Ibn Kathir tells Jews and Christians that they will have “no real religion until you adhere to and implement the Tawrah [Torah] and the Injil [Gospel]. That is, until you believe in all the Books that you have that Allah revealed to the Prophets.
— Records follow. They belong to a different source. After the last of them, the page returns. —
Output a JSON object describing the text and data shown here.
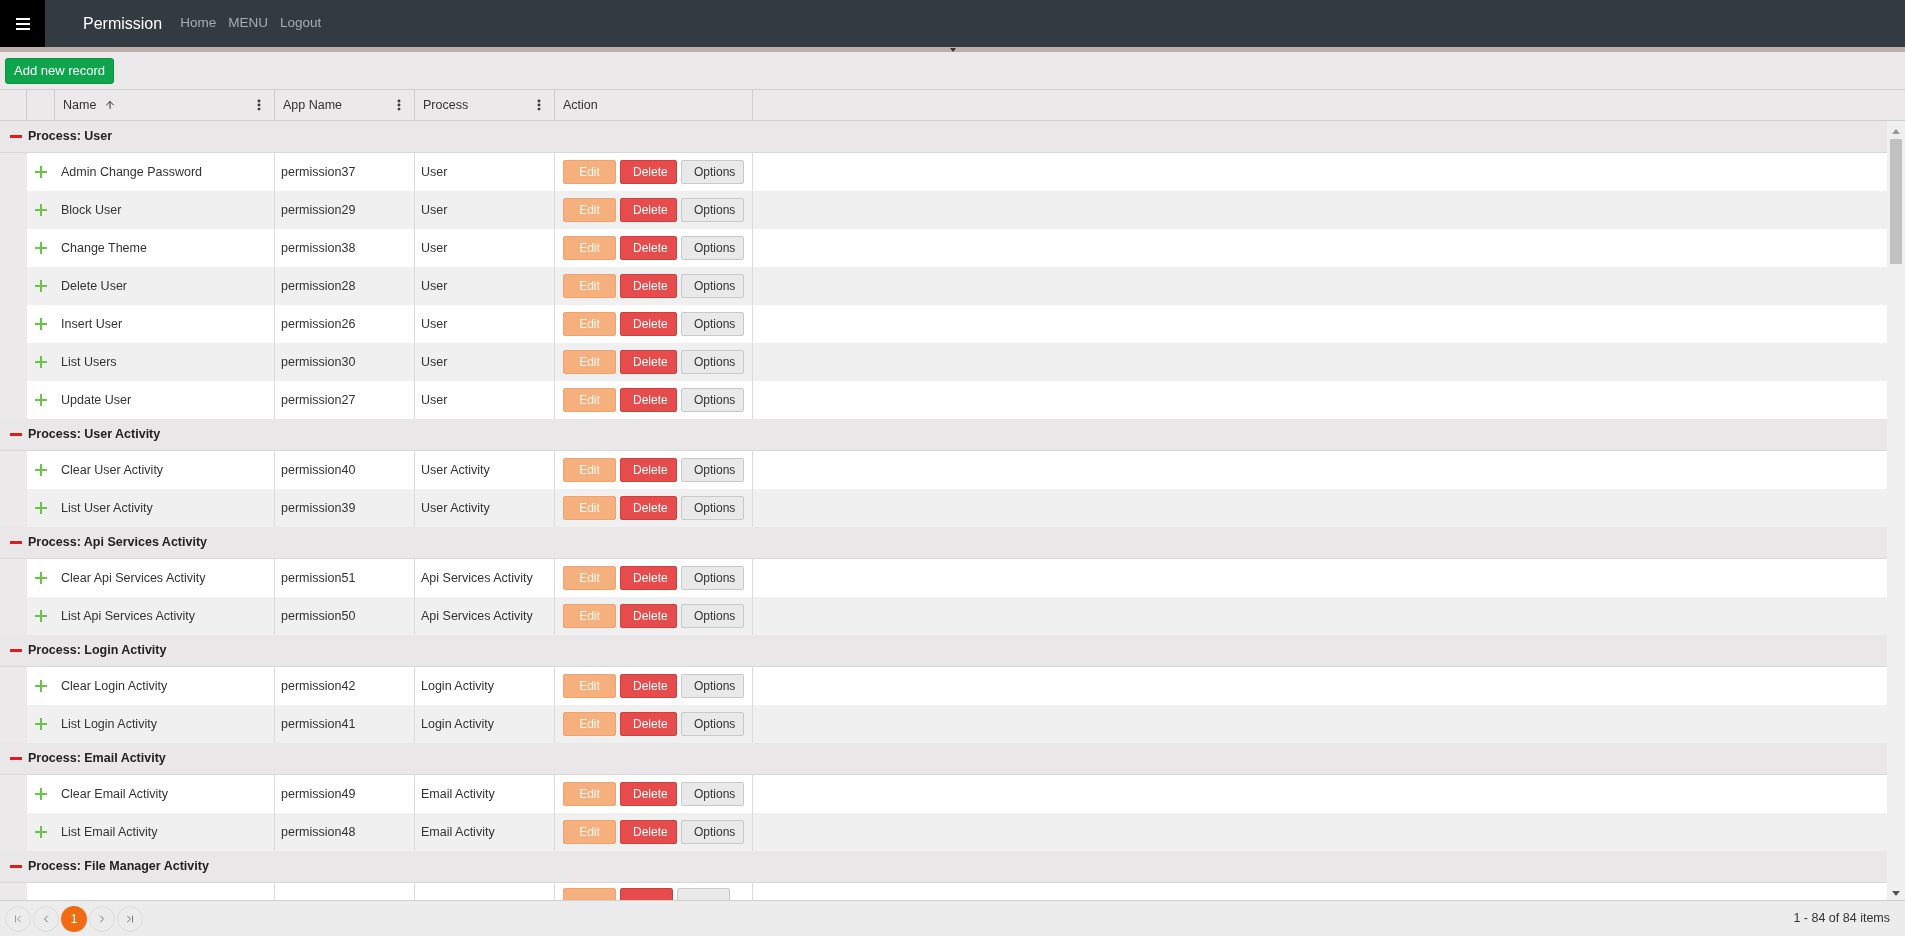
{
  "header": {
    "title": "Permission",
    "nav": [
      "Home",
      "MENU",
      "Logout"
    ]
  },
  "toolbar": {
    "add_button": "Add new record"
  },
  "columns": [
    {
      "label": "Name",
      "sorted": true,
      "menu": true
    },
    {
      "label": "App Name",
      "sorted": false,
      "menu": true
    },
    {
      "label": "Process",
      "sorted": false,
      "menu": true
    },
    {
      "label": "Action",
      "sorted": false,
      "menu": false
    }
  ],
  "groups": [
    {
      "label": "Process: User",
      "expanded": true,
      "rows": [
        {
          "name": "Admin Change Password",
          "app_name": "permission37",
          "process": "User",
          "actions": [
            {
              "label": "Edit",
              "kind": "edit"
            },
            {
              "label": "Delete",
              "kind": "delete"
            },
            {
              "label": "Options",
              "kind": "options"
            }
          ]
        },
        {
          "name": "Block User",
          "app_name": "permission29",
          "process": "User",
          "actions": [
            {
              "label": "Edit",
              "kind": "edit"
            },
            {
              "label": "Delete",
              "kind": "delete"
            },
            {
              "label": "Options",
              "kind": "options"
            }
          ]
        },
        {
          "name": "Change Theme",
          "app_name": "permission38",
          "process": "User",
          "actions": [
            {
              "label": "Edit",
              "kind": "edit"
            },
            {
              "label": "Delete",
              "kind": "delete"
            },
            {
              "label": "Options",
              "kind": "options"
            }
          ]
        },
        {
          "name": "Delete User",
          "app_name": "permission28",
          "process": "User",
          "actions": [
            {
              "label": "Edit",
              "kind": "edit"
            },
            {
              "label": "Delete",
              "kind": "delete"
            },
            {
              "label": "Options",
              "kind": "options"
            }
          ]
        },
        {
          "name": "Insert User",
          "app_name": "permission26",
          "process": "User",
          "actions": [
            {
              "label": "Edit",
              "kind": "edit"
            },
            {
              "label": "Delete",
              "kind": "delete"
            },
            {
              "label": "Options",
              "kind": "options"
            }
          ]
        },
        {
          "name": "List Users",
          "app_name": "permission30",
          "process": "User",
          "actions": [
            {
              "label": "Edit",
              "kind": "edit"
            },
            {
              "label": "Delete",
              "kind": "delete"
            },
            {
              "label": "Options",
              "kind": "options"
            }
          ]
        },
        {
          "name": "Update User",
          "app_name": "permission27",
          "process": "User",
          "actions": [
            {
              "label": "Edit",
              "kind": "edit"
            },
            {
              "label": "Delete",
              "kind": "delete"
            },
            {
              "label": "Options",
              "kind": "options"
            }
          ]
        }
      ]
    },
    {
      "label": "Process: User Activity",
      "expanded": true,
      "rows": [
        {
          "name": "Clear User Activity",
          "app_name": "permission40",
          "process": "User Activity",
          "actions": [
            {
              "label": "Edit",
              "kind": "edit"
            },
            {
              "label": "Delete",
              "kind": "delete"
            },
            {
              "label": "Options",
              "kind": "options"
            }
          ]
        },
        {
          "name": "List User Activity",
          "app_name": "permission39",
          "process": "User Activity",
          "actions": [
            {
              "label": "Edit",
              "kind": "edit"
            },
            {
              "label": "Delete",
              "kind": "delete"
            },
            {
              "label": "Options",
              "kind": "options"
            }
          ]
        }
      ]
    },
    {
      "label": "Process: Api Services Activity",
      "expanded": true,
      "rows": [
        {
          "name": "Clear Api Services Activity",
          "app_name": "permission51",
          "process": "Api Services Activity",
          "actions": [
            {
              "label": "Edit",
              "kind": "edit"
            },
            {
              "label": "Delete",
              "kind": "delete"
            },
            {
              "label": "Options",
              "kind": "options"
            }
          ]
        },
        {
          "name": "List Api Services Activity",
          "app_name": "permission50",
          "process": "Api Services Activity",
          "actions": [
            {
              "label": "Edit",
              "kind": "edit"
            },
            {
              "label": "Delete",
              "kind": "delete"
            },
            {
              "label": "Options",
              "kind": "options"
            }
          ]
        }
      ]
    },
    {
      "label": "Process: Login Activity",
      "expanded": true,
      "rows": [
        {
          "name": "Clear Login Activity",
          "app_name": "permission42",
          "process": "Login Activity",
          "actions": [
            {
              "label": "Edit",
              "kind": "edit"
            },
            {
              "label": "Delete",
              "kind": "delete"
            },
            {
              "label": "Options",
              "kind": "options"
            }
          ]
        },
        {
          "name": "List Login Activity",
          "app_name": "permission41",
          "process": "Login Activity",
          "actions": [
            {
              "label": "Edit",
              "kind": "edit"
            },
            {
              "label": "Delete",
              "kind": "delete"
            },
            {
              "label": "Options",
              "kind": "options"
            }
          ]
        }
      ]
    },
    {
      "label": "Process: Email Activity",
      "expanded": true,
      "rows": [
        {
          "name": "Clear Email Activity",
          "app_name": "permission49",
          "process": "Email Activity",
          "actions": [
            {
              "label": "Edit",
              "kind": "edit"
            },
            {
              "label": "Delete",
              "kind": "delete"
            },
            {
              "label": "Options",
              "kind": "options"
            }
          ]
        },
        {
          "name": "List Email Activity",
          "app_name": "permission48",
          "process": "Email Activity",
          "actions": [
            {
              "label": "Edit",
              "kind": "edit"
            },
            {
              "label": "Delete",
              "kind": "delete"
            },
            {
              "label": "Options",
              "kind": "options"
            }
          ]
        }
      ]
    },
    {
      "label": "Process: File Manager Activity",
      "expanded": true,
      "rows": [
        {
          "kind": "clipped",
          "actions": [
            {
              "kind": "edit"
            },
            {
              "kind": "delete"
            },
            {
              "kind": "options"
            }
          ]
        }
      ]
    }
  ],
  "pager": {
    "pages": [
      {
        "label": "1",
        "selected": true
      }
    ],
    "summary": "1 - 84 of 84 items"
  }
}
These Books command following Muhammad and believing in his prophecy, all the while adhering to his Law.”
Then Allah in v. 72 repeats the denial of the divinity of Christ — and the labeling of those who believe in it as “unbelievers” — of v. 17, and in v. 73, he repeats the denial of the doctrine of the Trinity from 4:171. Jesus and his mother are again presented as the other members of the divine trio with Allah, but they were mortal: they both used to eat earthly food (v. 75) — “like all other human beings,” says the Tafsir al-Jalalayn, and one who is such cannot be a god because of his compound being and fallible nature, and because of the [impurities such as] urine and excrement that he produces.” The actual Christian concept of the Incarnation, with Christ being both fully God and fully human, doesn’t enter into consideration.
Meanwhile, for their part the disbelieving Jews are cursed by both David and Jesus for their disobedience (v. 78). The Muslims will find that these Jews are their fiercest enemies, while those closest to them in affection will be the Christians (v. 82). According to the Ma’alimut Tanzil, this verse doesn’t refer to all Christians, but only to those who accept Islam; this is made clear by verses 83 and 84, in which those Christians accept Muhammad’s message.
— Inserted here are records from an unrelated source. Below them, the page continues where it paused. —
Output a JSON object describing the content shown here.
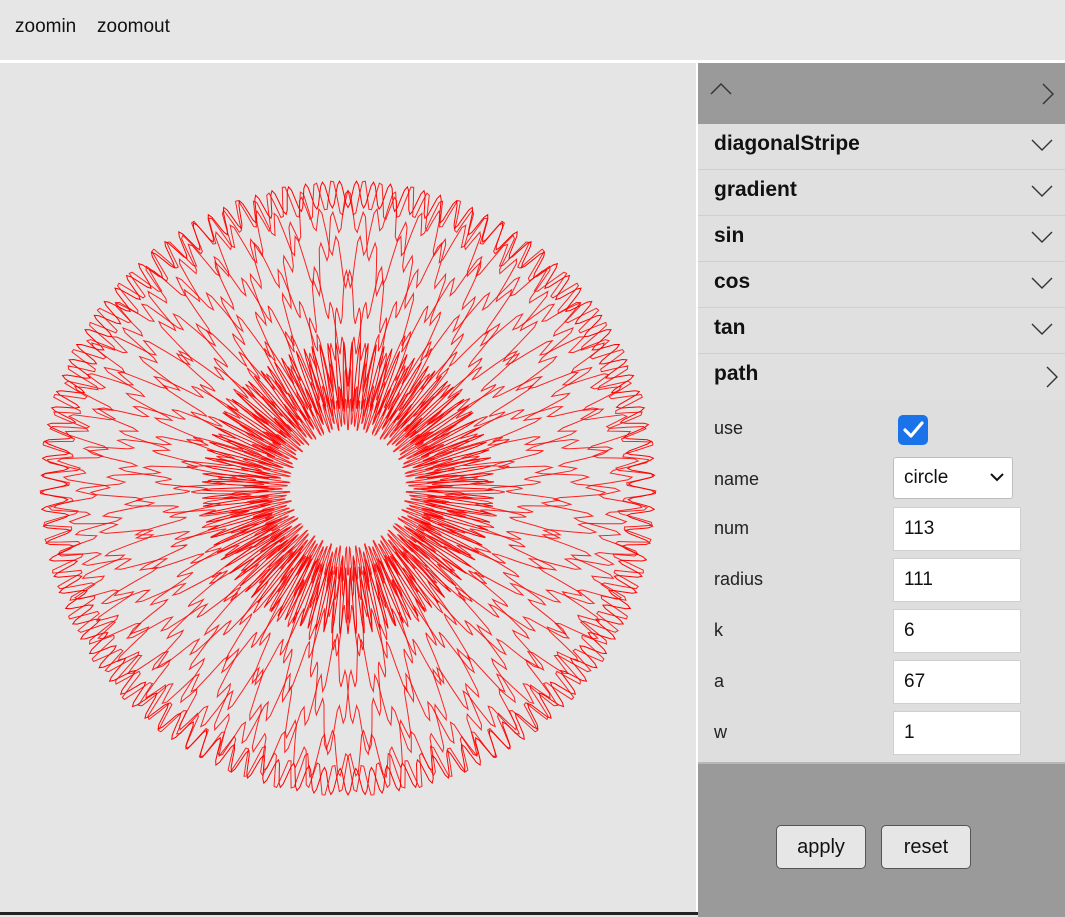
{
  "toolbar": {
    "zoomin": "zoomin",
    "zoomout": "zoomout"
  },
  "canvas": {
    "stroke_color": "#ff0000"
  },
  "panel": {
    "sections": [
      {
        "title": "diagonalStripe",
        "state": "collapsed"
      },
      {
        "title": "gradient",
        "state": "collapsed"
      },
      {
        "title": "sin",
        "state": "collapsed"
      },
      {
        "title": "cos",
        "state": "collapsed"
      },
      {
        "title": "tan",
        "state": "collapsed"
      },
      {
        "title": "path",
        "state": "expanded"
      }
    ],
    "path": {
      "use_label": "use",
      "use_checked": true,
      "name_label": "name",
      "name_value": "circle",
      "num_label": "num",
      "num_value": "113",
      "radius_label": "radius",
      "radius_value": "111",
      "k_label": "k",
      "k_value": "6",
      "a_label": "a",
      "a_value": "67",
      "w_label": "w",
      "w_value": "1"
    },
    "buttons": {
      "apply": "apply",
      "reset": "reset"
    }
  },
  "colors": {
    "accent": "#1a73e8",
    "panel_header": "#9a9a9a",
    "background": "#e6e6e6"
  }
}
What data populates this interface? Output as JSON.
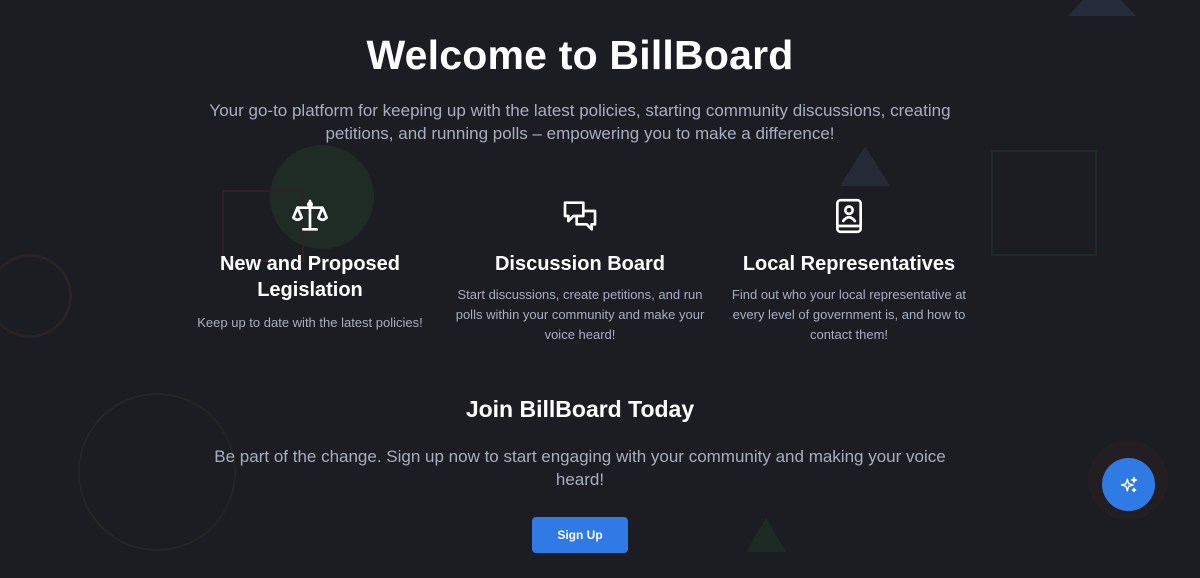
{
  "hero": {
    "title": "Welcome to BillBoard",
    "subtitle": "Your go-to platform for keeping up with the latest policies, starting community discussions, creating petitions, and running polls – empowering you to make a difference!"
  },
  "features": [
    {
      "icon": "scales-icon",
      "title": "New and Proposed Legislation",
      "description": "Keep up to date with the latest policies!"
    },
    {
      "icon": "chat-bubbles-icon",
      "title": "Discussion Board",
      "description": "Start discussions, create petitions, and run polls within your community and make your voice heard!"
    },
    {
      "icon": "contact-book-icon",
      "title": "Local Representatives",
      "description": "Find out who your local representative at every level of government is, and how to contact them!"
    }
  ],
  "join": {
    "title": "Join BillBoard Today",
    "description": "Be part of the change. Sign up now to start engaging with your community and making your voice heard!",
    "button_label": "Sign Up"
  },
  "fab": {
    "icon": "sparkles-icon"
  },
  "colors": {
    "background": "#1b1d22",
    "accent": "#2f7ae5",
    "muted_text": "#a7aec0"
  }
}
Allah then turns back to where he began in this sura establishing various regulations for the Muslims (vv. 87-108). Among them is the directive that one who breaks an oath must in expiation feed ten indigents or free a slave (v. 88). He says that alcohol and gambling are “Satan’s handiwork” (vv. 90-91) — and thus definitively forbidden. He destroys the possibility of free inquiry in Islam when he warns Muslims not to “do not ask about things which, if they are shown to you, will distress you.” However, “if you ask about them while the Qur’an is being revealed, they will be shown to you” (v. 101) — odd that a perfect and eternal book would depend for its contents upon the questions of human beings at a particular time, but Allah’s ways are mysterious. Still, it is better not to ask questions: “A people asked such before you; then they became thereby disbelievers.” (v. 102) Which may explain the touchiness of some imams when asked questions.
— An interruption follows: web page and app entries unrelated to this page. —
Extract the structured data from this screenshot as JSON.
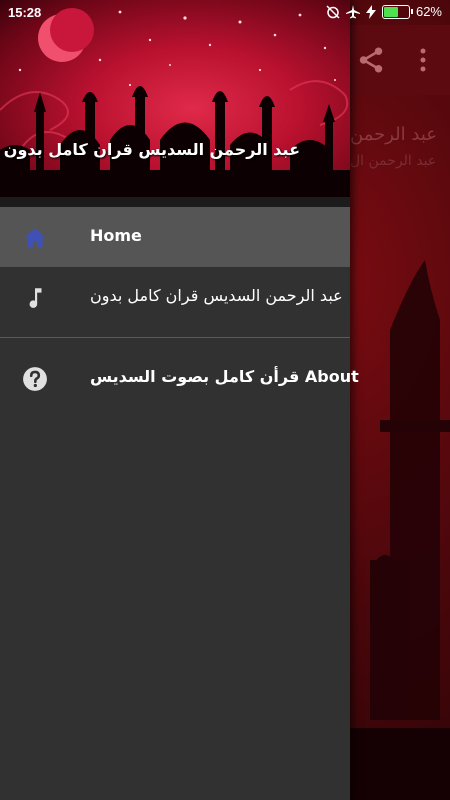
{
  "status_bar": {
    "time": "15:28",
    "battery_percent": "62%",
    "battery_level": 0.62
  },
  "background_app": {
    "title": "عبد الرحمن",
    "subtitle": "عبد الرحمن ال",
    "share_icon": "share-icon",
    "more_icon": "more-vert-icon"
  },
  "drawer": {
    "header_title": "عبد الرحمن السديس قران كامل بدون نت",
    "items": [
      {
        "label": "Home",
        "icon": "home-icon",
        "active": true
      },
      {
        "label": "عبد الرحمن السديس قران كامل بدون",
        "icon": "music-note-icon",
        "active": false
      },
      {
        "label": "قرأن كامل بصوت السديس About",
        "icon": "help-icon",
        "active": false
      }
    ]
  },
  "colors": {
    "drawer_bg": "#313131",
    "active_item_bg": "#555555",
    "home_icon": "#3f51b5",
    "header_red": "#c8153a"
  }
}
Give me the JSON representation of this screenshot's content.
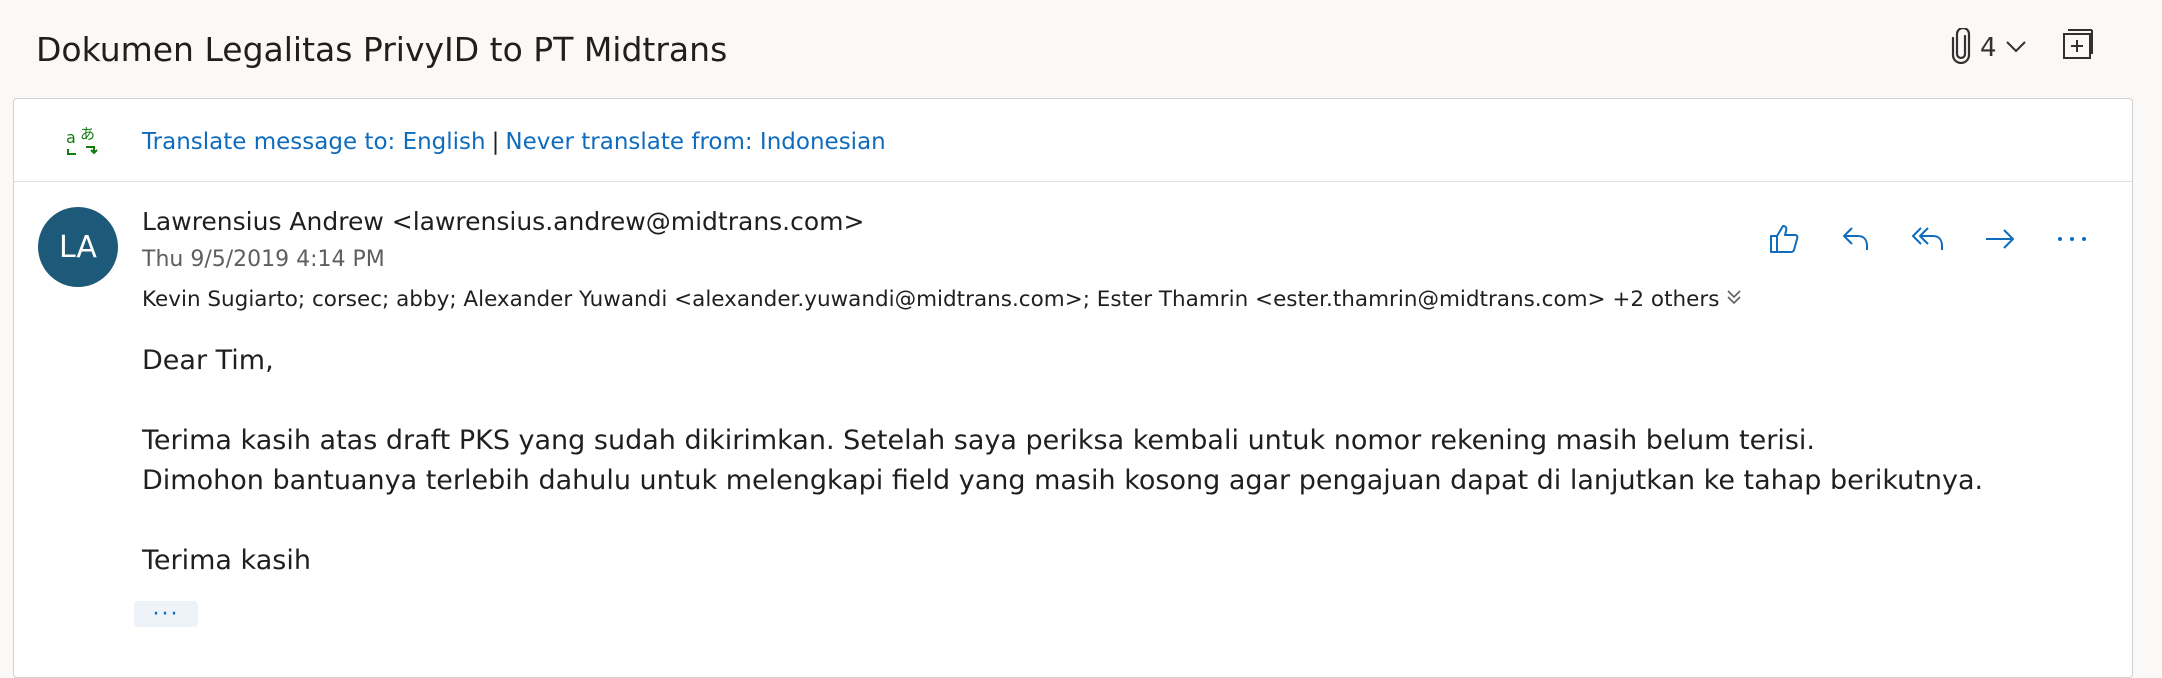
{
  "subject": "Dokumen Legalitas PrivyID to PT Midtrans",
  "attachments": {
    "count": "4"
  },
  "translate": {
    "translate_link": "Translate message to: English",
    "separator": "|",
    "never_link": "Never translate from: Indonesian"
  },
  "message": {
    "avatar_initials": "LA",
    "avatar_color": "#1d5a7a",
    "sender": "Lawrensius Andrew <lawrensius.andrew@midtrans.com>",
    "date": "Thu 9/5/2019 4:14 PM",
    "recipients": "Kevin Sugiarto; corsec; abby; Alexander Yuwandi <alexander.yuwandi@midtrans.com>; Ester Thamrin <ester.thamrin@midtrans.com> +2 others",
    "actions": [
      "like-icon",
      "reply-icon",
      "reply-all-icon",
      "forward-icon",
      "more-actions-icon"
    ],
    "body": {
      "greeting": "Dear Tim,",
      "line1": "Terima kasih atas draft PKS yang sudah dikirimkan. Setelah saya periksa kembali untuk nomor rekening masih belum terisi.",
      "line2": "Dimohon bantuanya terlebih dahulu untuk melengkapi field yang masih kosong agar pengajuan dapat di lanjutkan ke tahap berikutnya.",
      "closing": "Terima kasih"
    },
    "more_label": "···"
  },
  "colors": {
    "accent": "#0f6cbd",
    "translate_icon": "#107c10"
  }
}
Then Allah turns attention again to Jesus, emphasizing his status as a prophet of Allah, who did all his mighty works by order of Allah — and is thus not God himself (vv. 109-120). The miracle of the clay birds becoming live ones (v. 110) is found in the second-century Gnostic text the Infancy Gospel of Thomas. It’s likely that Gnostics had left the Eastern Roman Empire, where they faced persecution, and settled in Arabia. The name of this sura comes from vv. 112-115, which recount when Jesus asked Allah for a table laden with food from heaven, which would be “a festival for the first of us and the last of us and a sign from You.” (v. 114) A table from Allah would be a festival for Jesus and his followers — this appears to be a vestige of the Christian Eucharist: the consuming of the Body and Blood of Christ in the form of bread and wine, which was central to all Christian groups in Muhammad’s time. In v. 116, Allah asks Jesus directly: “O Jesus, Son of Mary, did you say to the people, ‘Take me and my mother as deities besides Allah’?” Jesus, of course, denies having done so. Those who believe otherwise will be punished.